▶ _What is expected_:
All of the records must be given again exactly.

(Entries taken from a collection)
*** Block opens ***

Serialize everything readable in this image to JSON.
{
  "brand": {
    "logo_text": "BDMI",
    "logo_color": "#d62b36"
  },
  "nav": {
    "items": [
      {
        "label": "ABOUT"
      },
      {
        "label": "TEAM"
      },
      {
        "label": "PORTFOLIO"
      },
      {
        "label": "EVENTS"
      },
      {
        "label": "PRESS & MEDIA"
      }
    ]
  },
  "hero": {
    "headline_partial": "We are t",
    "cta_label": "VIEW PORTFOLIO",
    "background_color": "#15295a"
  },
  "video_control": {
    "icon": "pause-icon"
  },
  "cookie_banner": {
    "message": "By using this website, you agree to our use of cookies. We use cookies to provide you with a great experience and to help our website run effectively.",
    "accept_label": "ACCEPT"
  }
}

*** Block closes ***

▶ _Worked solution_:
Serialize everything readable in this image to JSON.
{
  "brand": {
    "logo_text": "BDMI",
    "logo_color": "#d62b36"
  },
  "nav": {
    "items": [
      {
        "label": "ABOUT"
      },
      {
        "label": "TEAM"
      },
      {
        "label": "PORTFOLIO"
      },
      {
        "label": "EVENTS"
      },
      {
        "label": "PRESS & MEDIA"
      }
    ]
  },
  "hero": {
    "headline_partial": "We are t",
    "cta_label": "VIEW PORTFOLIO",
    "background_color": "#15295a"
  },
  "video_control": {
    "icon": "pause-icon"
  },
  "cookie_banner": {
    "message": "By using this website, you agree to our use of cookies. We use cookies to provide you with a great experience and to help our website run effectively.",
    "accept_label": "ACCEPT"
  }
}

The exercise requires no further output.